Egg noodles – as much or little as you want. I use about 2 cups. Can also substitute other pasta, like elbow macaroni or broken up spaghetti. Rice is another option, I use about a cup. Also, cube potatoes or barley for a different starch. Or, you can leave out the starch altogether for a low-carb version.

Seasonings to taste. Some examples are salt and pepper, garlic powder, poultry seasoning, a bay leaf, parsley, sage, rosemary, thyme, and oregano. Be creative and always taste as you go.

Cook the turkey carcass fully submerged in a large pot of stock and water. Add the finely chopped onion about thirty minutes in. Continue cooking the carcass until the meat is falling off the bone. At that point, remove the carcass and set it aside on the counter to cool. Remove any bits of bone, gristle, etc. from your pot of stock until what’s left is clear. Small bits of meat are fine. Some people let the stock cool and blot off the fat for a healthier version. I don’t, preferring the flavor added by the fat.

Add all the remaining chopped vegetables that you sliced and diced and chopped while the carcass was cooking to the stock. Start seasoning, slowing at first as seasonings will become stronger during the cooking process. Bring to a simmer (small bubbles). When the carcass is cooled, remove all the meat. Separate good meat from the bad and being careful to avoid small bones. Add the all the lovely choice meat back into the vegetables and stock.

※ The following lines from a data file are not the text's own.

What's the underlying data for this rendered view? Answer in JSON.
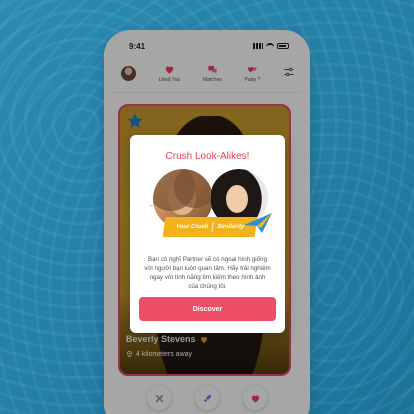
{
  "status_bar": {
    "time": "9:41"
  },
  "nav": {
    "items": [
      {
        "label": "Liked You",
        "icon": "heart-icon"
      },
      {
        "label": "Matches",
        "icon": "chat-bubbles-icon"
      },
      {
        "label": "Party ?",
        "icon": "hearts-icon"
      }
    ]
  },
  "card": {
    "name": "Beverly Stevens",
    "distance": "4 kilometers away"
  },
  "modal": {
    "title": "Crush Look-Alikes!",
    "banner_left": "Your Crush",
    "banner_right": "Similarity",
    "body": "Bạn có nghĩ Partner sẽ có ngoại hình giống với người bạn luôn quan tâm. Hãy trải nghiệm ngay với tính năng tìm kiếm theo hình ảnh của chúng tôi.",
    "button": "Discover"
  },
  "colors": {
    "accent": "#ec4e68",
    "title": "#e8425f",
    "banner": "#f2b21b",
    "background": "#1f7fa6"
  }
}
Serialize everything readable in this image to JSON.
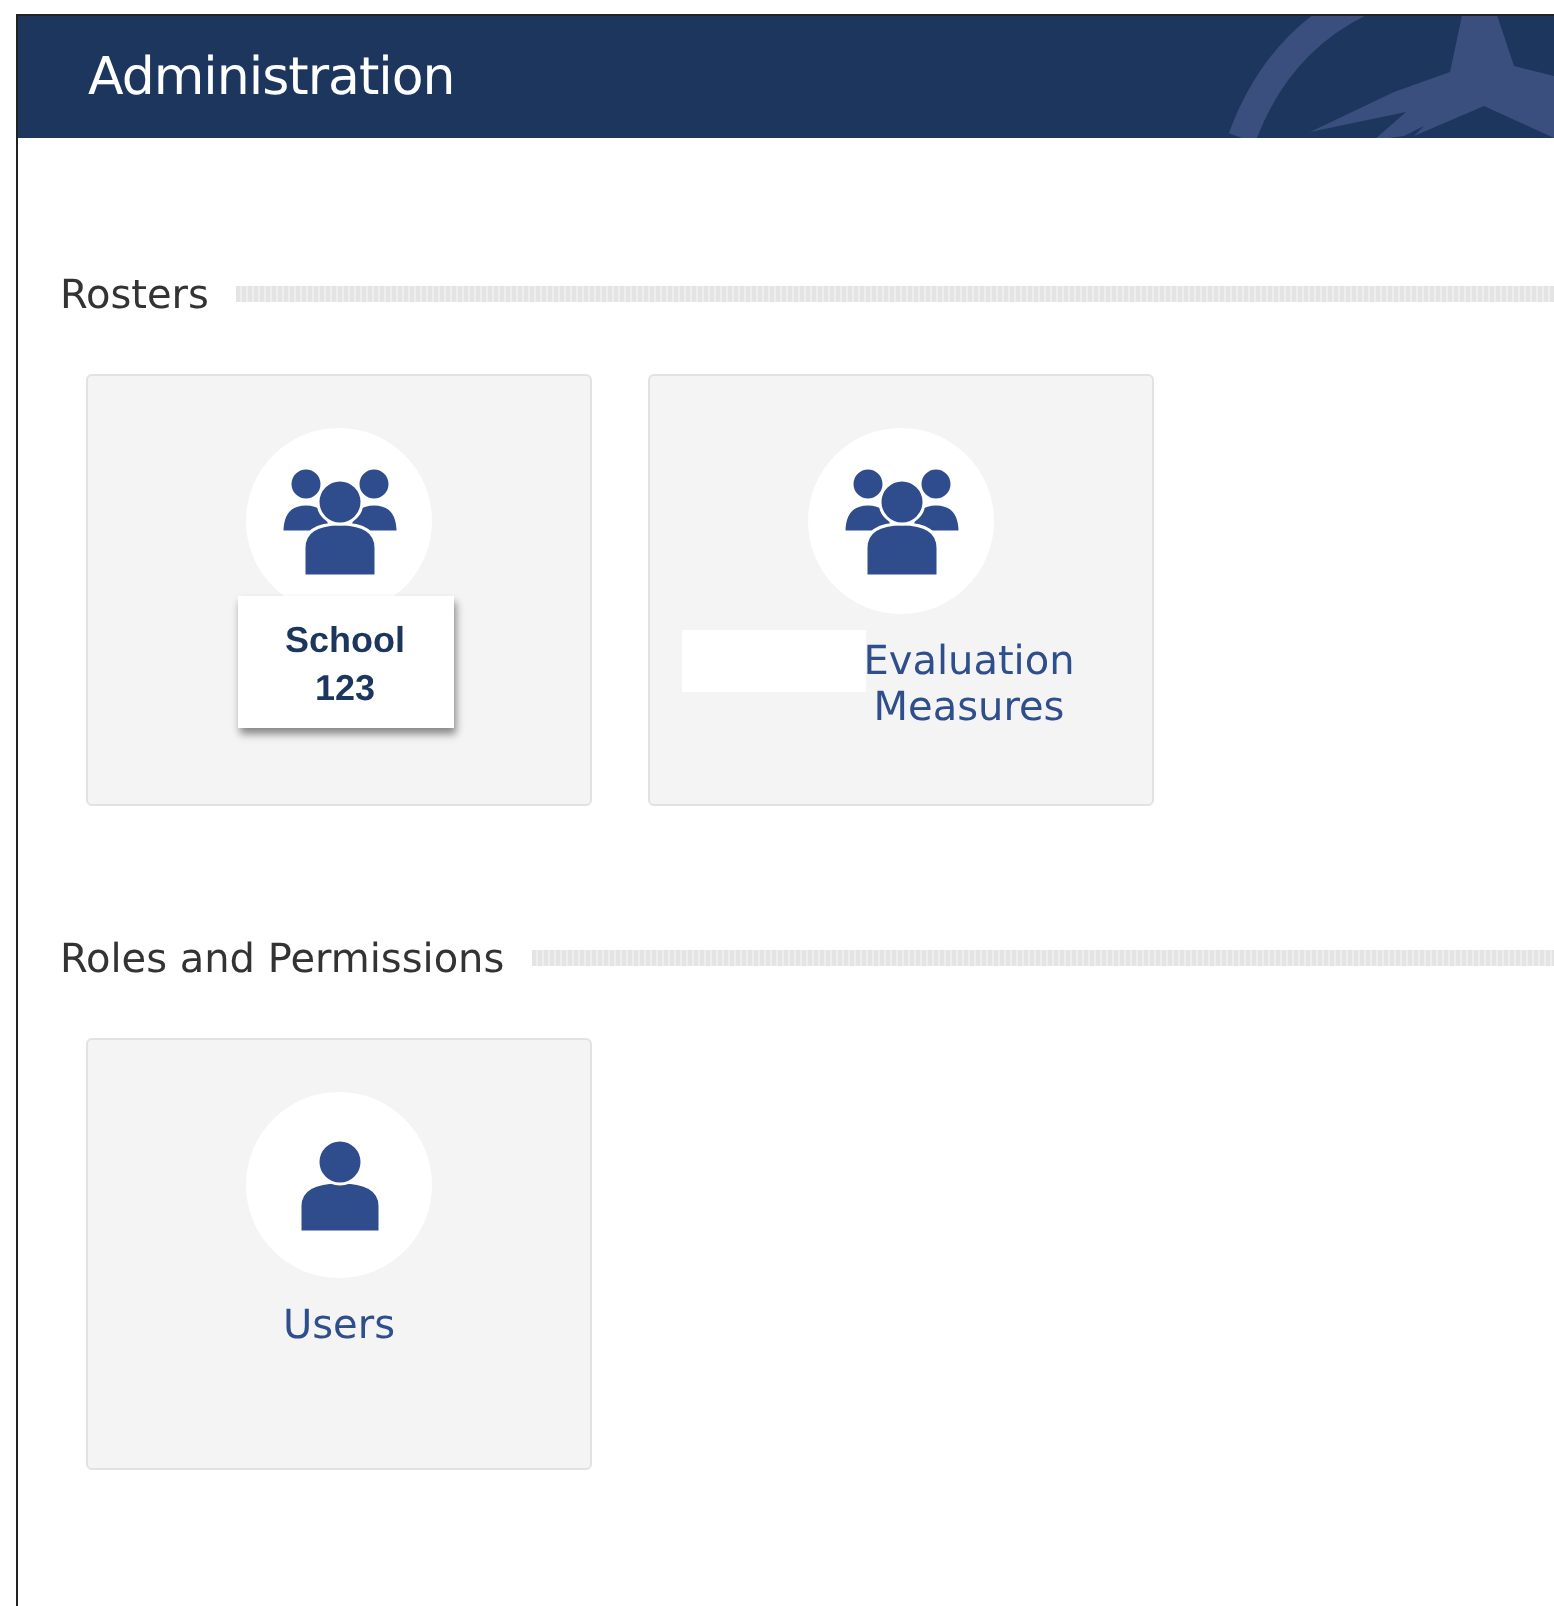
{
  "header": {
    "title": "Administration"
  },
  "sections": [
    {
      "heading": "Rosters",
      "tiles": [
        {
          "kind": "group",
          "label": "School\n123",
          "callout": true,
          "redacted": false
        },
        {
          "kind": "group",
          "label": "Evaluation\nMeasures",
          "callout": false,
          "redacted": true
        }
      ]
    },
    {
      "heading": "Roles and Permissions",
      "tiles": [
        {
          "kind": "user",
          "label": "Users",
          "callout": false,
          "redacted": false
        }
      ]
    }
  ]
}
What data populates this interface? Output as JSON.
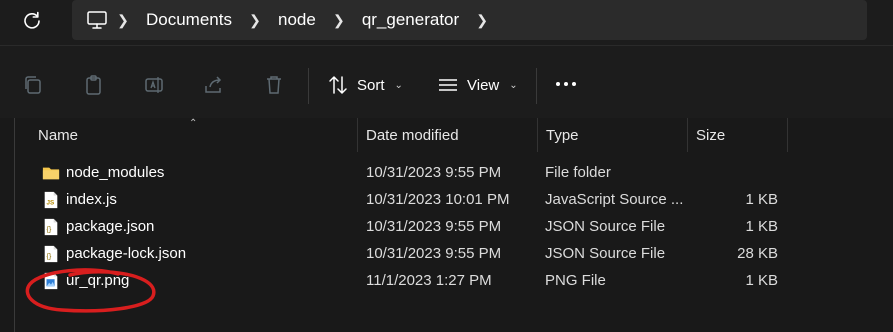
{
  "address": {
    "crumbs": [
      "Documents",
      "node",
      "qr_generator"
    ]
  },
  "toolbar": {
    "sort_label": "Sort",
    "view_label": "View"
  },
  "columns": {
    "name": "Name",
    "date": "Date modified",
    "type": "Type",
    "size": "Size"
  },
  "files": [
    {
      "name": "node_modules",
      "date": "10/31/2023 9:55 PM",
      "type": "File folder",
      "size": "",
      "icon": "folder-icon"
    },
    {
      "name": "index.js",
      "date": "10/31/2023 10:01 PM",
      "type": "JavaScript Source ...",
      "size": "1 KB",
      "icon": "js-file-icon"
    },
    {
      "name": "package.json",
      "date": "10/31/2023 9:55 PM",
      "type": "JSON Source File",
      "size": "1 KB",
      "icon": "json-file-icon"
    },
    {
      "name": "package-lock.json",
      "date": "10/31/2023 9:55 PM",
      "type": "JSON Source File",
      "size": "28 KB",
      "icon": "json-file-icon"
    },
    {
      "name": "ur_qr.png",
      "date": "11/1/2023 1:27 PM",
      "type": "PNG File",
      "size": "1 KB",
      "icon": "png-file-icon"
    }
  ],
  "colors": {
    "folder": "#f4c64b",
    "annotation": "#d81e1e",
    "disabled_icon": "#5e6a72"
  }
}
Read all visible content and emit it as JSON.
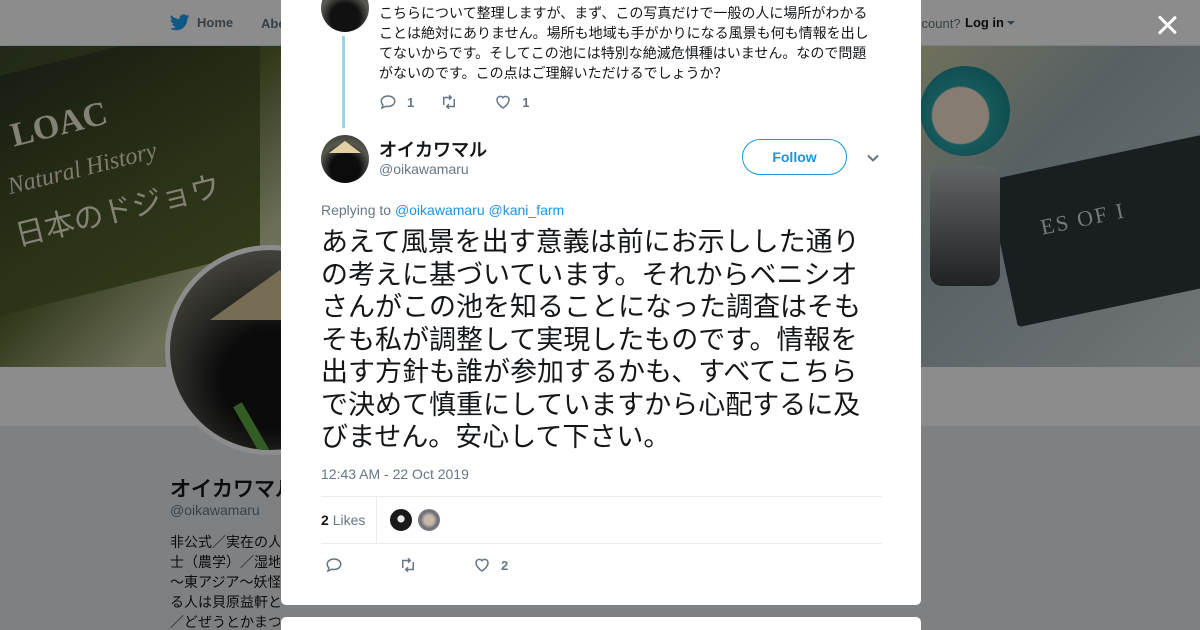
{
  "nav": {
    "home_label": "Home",
    "about_label": "Abo",
    "account_prompt": "ccount?",
    "login_label": "Log in"
  },
  "banner": {
    "book_title": "LOAC",
    "book_subtitle": "Natural History",
    "book_japanese": "日本のドジョウ",
    "card_text": "ES OF I"
  },
  "profile": {
    "name": "オイカワマル",
    "handle": "@oikawamaru",
    "bio_lines": [
      "非公式／実在の人",
      "士（農学）／湿地",
      "～東アジア～妖怪",
      "る人は貝原益軒と",
      "／どぜうとかまつ"
    ]
  },
  "previous_tweet": {
    "text": "こちらについて整理しますが、まず、この写真だけで一般の人に場所がわかることは絶対にありません。場所も地域も手がかりになる風景も何も情報を出してないからです。そしてこの池には特別な絶滅危惧種はいません。なので問題がないのです。この点はご理解いただけるでしょうか？",
    "reply_count": "1",
    "retweet_count": "",
    "like_count": "1"
  },
  "tweet": {
    "author_name": "オイカワマル",
    "author_handle": "@oikawamaru",
    "follow_label": "Follow",
    "replying_prefix": "Replying to",
    "replying_user1": "@oikawamaru",
    "replying_user2": "@kani_farm",
    "text": "あえて風景を出す意義は前にお示しした通りの考えに基づいています。それからベニシオさんがこの池を知ることになった調査はそもそも私が調整して実現したものです。情報を出す方針も誰が参加するかも、すべてこちらで決めて慎重にしていますから心配するに及びません。安心して下さい。",
    "timestamp": "12:43 AM - 22 Oct 2019",
    "likes_count": "2",
    "likes_label": "Likes",
    "like_action_count": "2"
  },
  "colors": {
    "link_blue": "#1b95e0",
    "thread_line": "#99d6df",
    "text_primary": "#14171a",
    "text_secondary": "#657786"
  },
  "icons": [
    "bird-icon",
    "close-icon",
    "reply-icon",
    "retweet-icon",
    "heart-icon",
    "chevron-down-icon"
  ]
}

At this point, add your pasta or rice and continue cooking for another hour or so until everything is super tender. Continue to taste and season.

I can still picture my mom standing over the stove, stirring the turkey soup, taking a taste, and adding a dash of something. I never make a pot without thinking of her and appreciating the traditions she lovingly passed down.

What are your holiday cooking traditions? I would love to hear them. Sharing a meal is such a lovely way to bring people together.